• **AIM OF THE EXERCISE**: Each line below with the string "describes" should be copied.

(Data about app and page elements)
•••
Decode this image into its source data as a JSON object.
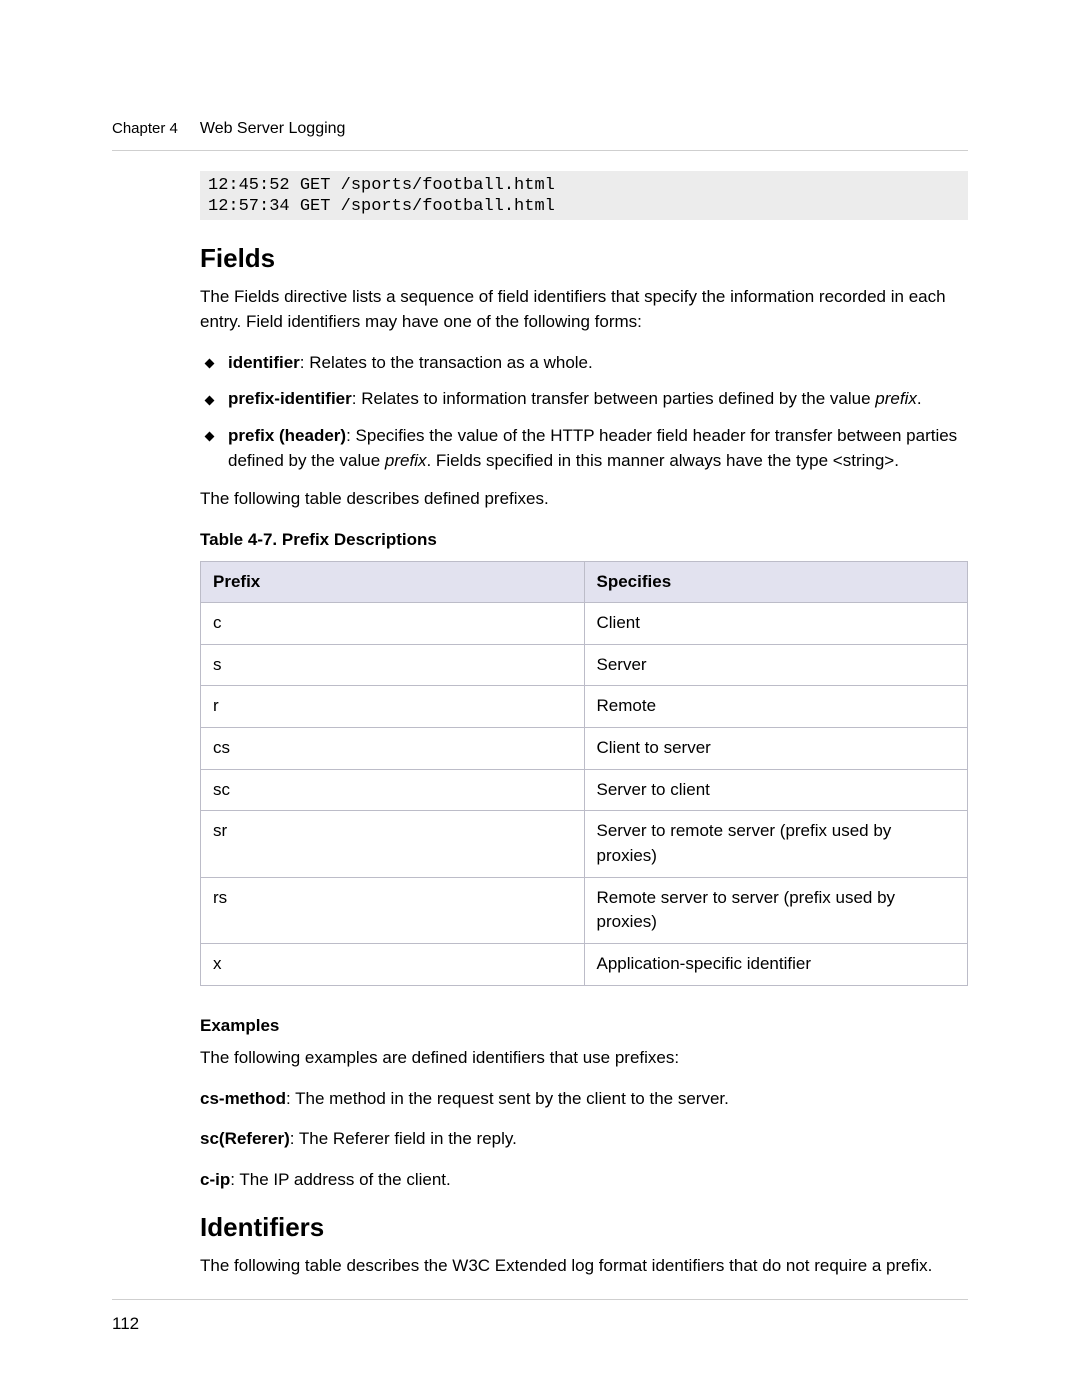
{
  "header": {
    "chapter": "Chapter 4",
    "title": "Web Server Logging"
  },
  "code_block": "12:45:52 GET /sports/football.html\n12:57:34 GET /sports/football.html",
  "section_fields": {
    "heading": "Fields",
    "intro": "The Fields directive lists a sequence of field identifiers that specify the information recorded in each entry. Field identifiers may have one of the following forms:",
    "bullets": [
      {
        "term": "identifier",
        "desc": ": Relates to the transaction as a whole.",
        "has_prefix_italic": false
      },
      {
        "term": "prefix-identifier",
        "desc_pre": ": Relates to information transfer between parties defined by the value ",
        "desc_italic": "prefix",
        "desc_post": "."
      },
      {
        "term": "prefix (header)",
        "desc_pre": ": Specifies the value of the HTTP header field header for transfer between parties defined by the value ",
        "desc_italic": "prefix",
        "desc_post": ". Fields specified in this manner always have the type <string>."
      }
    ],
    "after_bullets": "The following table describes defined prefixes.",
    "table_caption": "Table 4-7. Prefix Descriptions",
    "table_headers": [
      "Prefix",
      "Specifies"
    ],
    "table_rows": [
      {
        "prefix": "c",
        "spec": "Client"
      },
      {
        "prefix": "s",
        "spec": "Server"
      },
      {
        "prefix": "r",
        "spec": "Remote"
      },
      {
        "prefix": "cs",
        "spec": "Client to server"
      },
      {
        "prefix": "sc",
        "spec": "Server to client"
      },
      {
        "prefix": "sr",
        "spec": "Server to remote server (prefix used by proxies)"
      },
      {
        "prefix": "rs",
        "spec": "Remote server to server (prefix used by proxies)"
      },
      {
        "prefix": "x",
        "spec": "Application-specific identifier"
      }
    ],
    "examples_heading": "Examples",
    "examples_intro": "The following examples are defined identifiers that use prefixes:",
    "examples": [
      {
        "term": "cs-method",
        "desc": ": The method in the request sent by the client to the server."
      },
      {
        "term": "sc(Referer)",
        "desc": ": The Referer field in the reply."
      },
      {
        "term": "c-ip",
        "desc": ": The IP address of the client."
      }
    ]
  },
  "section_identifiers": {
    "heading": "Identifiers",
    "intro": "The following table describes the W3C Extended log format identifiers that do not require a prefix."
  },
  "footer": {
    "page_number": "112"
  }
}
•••
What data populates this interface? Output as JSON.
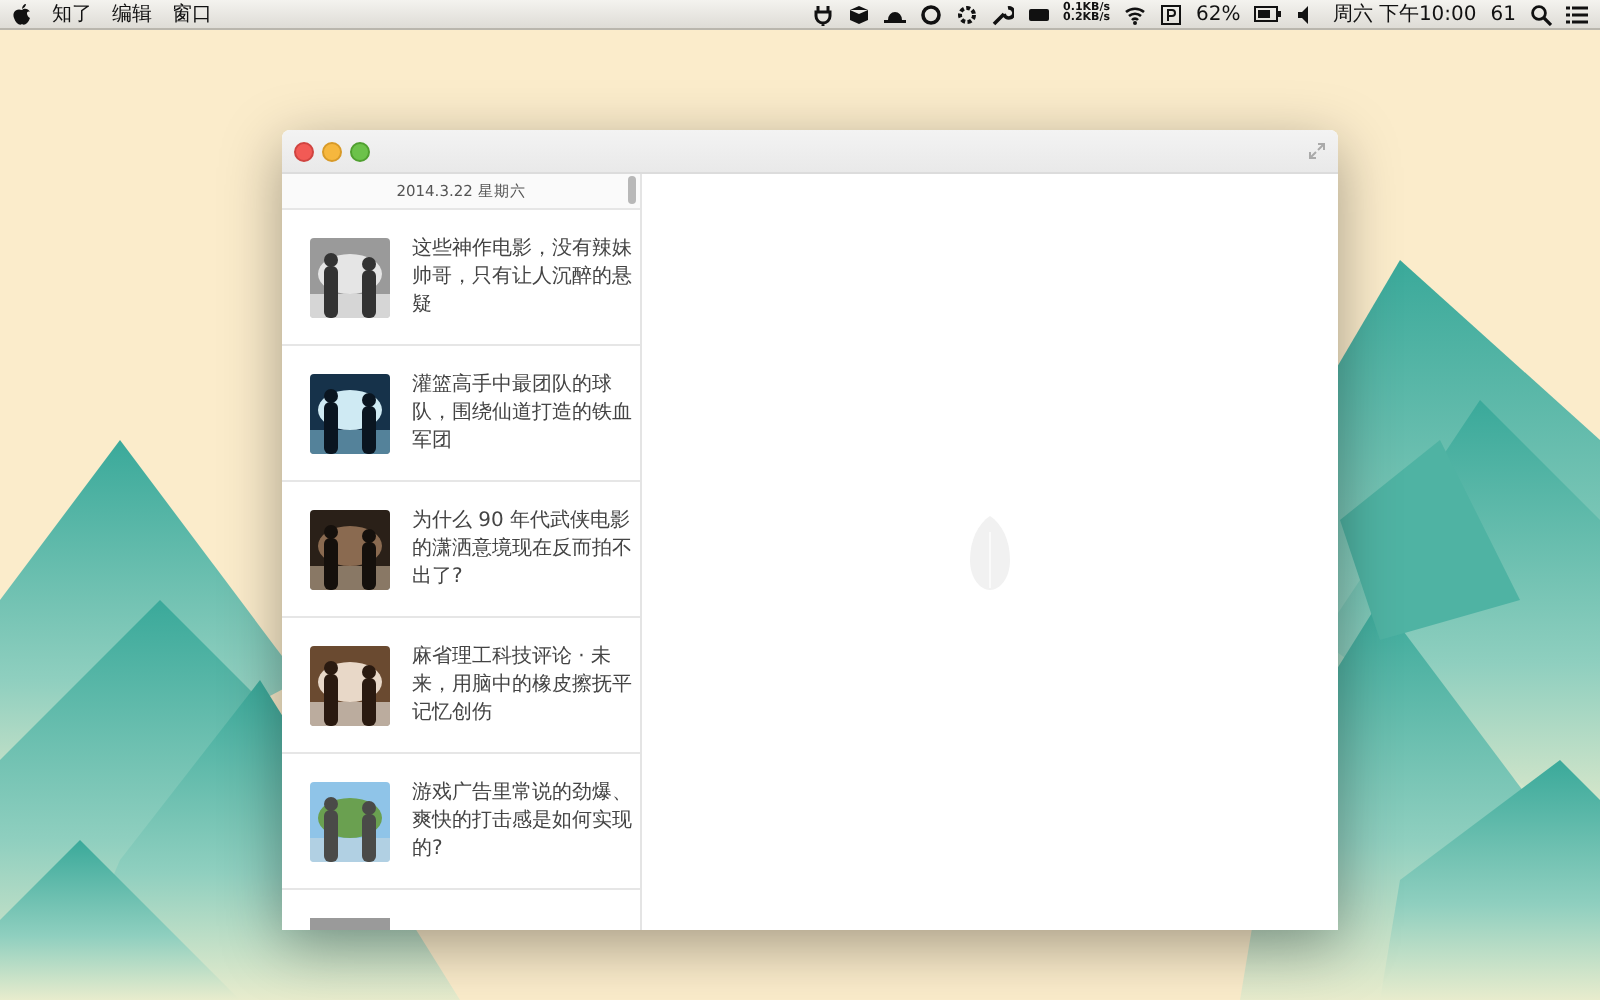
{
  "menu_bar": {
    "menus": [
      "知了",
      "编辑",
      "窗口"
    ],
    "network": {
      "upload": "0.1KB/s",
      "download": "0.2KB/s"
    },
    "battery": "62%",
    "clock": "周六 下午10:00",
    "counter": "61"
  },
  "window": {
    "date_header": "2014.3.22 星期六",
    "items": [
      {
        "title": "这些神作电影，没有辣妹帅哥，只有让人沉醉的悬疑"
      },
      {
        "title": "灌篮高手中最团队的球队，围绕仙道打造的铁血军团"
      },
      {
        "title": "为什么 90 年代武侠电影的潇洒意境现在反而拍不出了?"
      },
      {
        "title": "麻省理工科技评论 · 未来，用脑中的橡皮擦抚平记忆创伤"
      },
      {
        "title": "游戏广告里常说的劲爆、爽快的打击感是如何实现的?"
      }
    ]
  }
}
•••
• **WRITTEN RESPONSE**:
    "after_bullets": "The following table describes defined prefixes.",
    "intro": "The following table describes the W3C Extended log format identifiers that do not require a prefix."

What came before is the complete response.